DATA FOR THE TASK:
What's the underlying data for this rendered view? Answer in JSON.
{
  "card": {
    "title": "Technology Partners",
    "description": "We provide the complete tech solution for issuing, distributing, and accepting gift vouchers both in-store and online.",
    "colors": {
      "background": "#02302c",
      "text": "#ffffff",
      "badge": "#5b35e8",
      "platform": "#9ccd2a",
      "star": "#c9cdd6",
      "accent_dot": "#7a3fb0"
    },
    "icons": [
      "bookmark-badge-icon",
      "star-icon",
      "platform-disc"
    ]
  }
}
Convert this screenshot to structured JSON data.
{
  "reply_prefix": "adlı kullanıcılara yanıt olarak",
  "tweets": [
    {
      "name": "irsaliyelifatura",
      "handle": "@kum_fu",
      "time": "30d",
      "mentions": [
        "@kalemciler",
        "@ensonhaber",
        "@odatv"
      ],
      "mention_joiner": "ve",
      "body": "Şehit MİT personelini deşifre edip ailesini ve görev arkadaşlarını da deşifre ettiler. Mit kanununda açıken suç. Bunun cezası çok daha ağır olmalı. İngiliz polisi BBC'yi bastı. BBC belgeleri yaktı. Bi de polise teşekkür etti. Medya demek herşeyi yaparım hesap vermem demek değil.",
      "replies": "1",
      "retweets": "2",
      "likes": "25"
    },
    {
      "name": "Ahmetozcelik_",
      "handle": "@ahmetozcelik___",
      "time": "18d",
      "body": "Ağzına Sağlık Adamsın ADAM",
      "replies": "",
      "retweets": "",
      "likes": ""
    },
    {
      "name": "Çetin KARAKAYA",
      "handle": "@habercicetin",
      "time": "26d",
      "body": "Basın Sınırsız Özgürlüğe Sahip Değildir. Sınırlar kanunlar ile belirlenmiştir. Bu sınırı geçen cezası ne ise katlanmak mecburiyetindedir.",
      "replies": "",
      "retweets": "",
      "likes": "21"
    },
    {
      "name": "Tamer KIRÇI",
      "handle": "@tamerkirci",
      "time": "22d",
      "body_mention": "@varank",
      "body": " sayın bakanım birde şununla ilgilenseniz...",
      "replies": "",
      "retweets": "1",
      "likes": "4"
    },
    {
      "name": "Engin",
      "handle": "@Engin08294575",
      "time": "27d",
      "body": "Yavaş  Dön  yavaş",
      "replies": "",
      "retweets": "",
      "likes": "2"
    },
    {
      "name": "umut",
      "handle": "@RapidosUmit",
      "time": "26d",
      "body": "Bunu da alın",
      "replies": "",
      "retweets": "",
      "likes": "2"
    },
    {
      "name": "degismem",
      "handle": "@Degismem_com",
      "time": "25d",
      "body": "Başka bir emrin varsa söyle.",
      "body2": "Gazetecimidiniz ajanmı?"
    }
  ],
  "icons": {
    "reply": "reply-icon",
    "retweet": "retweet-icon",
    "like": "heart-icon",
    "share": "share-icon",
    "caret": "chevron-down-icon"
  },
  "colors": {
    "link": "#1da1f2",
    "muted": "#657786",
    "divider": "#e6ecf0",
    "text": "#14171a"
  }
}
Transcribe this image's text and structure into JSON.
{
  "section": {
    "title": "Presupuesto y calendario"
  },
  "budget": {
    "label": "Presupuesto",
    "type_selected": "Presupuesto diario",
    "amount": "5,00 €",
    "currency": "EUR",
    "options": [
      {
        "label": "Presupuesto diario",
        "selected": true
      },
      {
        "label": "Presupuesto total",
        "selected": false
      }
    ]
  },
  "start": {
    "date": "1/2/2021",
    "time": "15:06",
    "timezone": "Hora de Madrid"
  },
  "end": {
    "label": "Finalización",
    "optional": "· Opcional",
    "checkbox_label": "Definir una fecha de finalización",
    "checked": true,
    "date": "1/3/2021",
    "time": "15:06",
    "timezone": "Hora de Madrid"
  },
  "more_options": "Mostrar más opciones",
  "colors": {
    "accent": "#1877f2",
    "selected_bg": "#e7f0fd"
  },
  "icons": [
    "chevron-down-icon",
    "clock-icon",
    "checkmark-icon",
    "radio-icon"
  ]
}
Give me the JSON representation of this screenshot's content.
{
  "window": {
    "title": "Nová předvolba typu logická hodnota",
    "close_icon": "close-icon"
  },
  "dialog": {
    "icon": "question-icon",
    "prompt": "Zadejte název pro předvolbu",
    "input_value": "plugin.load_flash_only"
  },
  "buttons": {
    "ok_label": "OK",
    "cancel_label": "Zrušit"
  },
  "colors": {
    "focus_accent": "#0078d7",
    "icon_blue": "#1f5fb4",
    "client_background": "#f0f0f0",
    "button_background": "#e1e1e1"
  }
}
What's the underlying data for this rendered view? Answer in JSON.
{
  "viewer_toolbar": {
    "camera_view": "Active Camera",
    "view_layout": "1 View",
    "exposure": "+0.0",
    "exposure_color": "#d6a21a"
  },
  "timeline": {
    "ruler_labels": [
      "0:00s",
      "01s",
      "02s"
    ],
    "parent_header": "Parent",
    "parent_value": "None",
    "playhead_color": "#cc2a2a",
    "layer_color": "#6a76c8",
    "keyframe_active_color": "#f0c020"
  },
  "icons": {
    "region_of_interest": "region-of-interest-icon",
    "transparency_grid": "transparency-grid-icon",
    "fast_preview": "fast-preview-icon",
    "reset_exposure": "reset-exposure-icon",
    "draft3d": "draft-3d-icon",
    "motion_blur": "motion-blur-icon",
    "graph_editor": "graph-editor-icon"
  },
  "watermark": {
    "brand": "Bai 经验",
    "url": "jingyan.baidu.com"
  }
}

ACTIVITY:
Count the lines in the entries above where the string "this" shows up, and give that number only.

SOLUTION TO THE EXERCISE:
5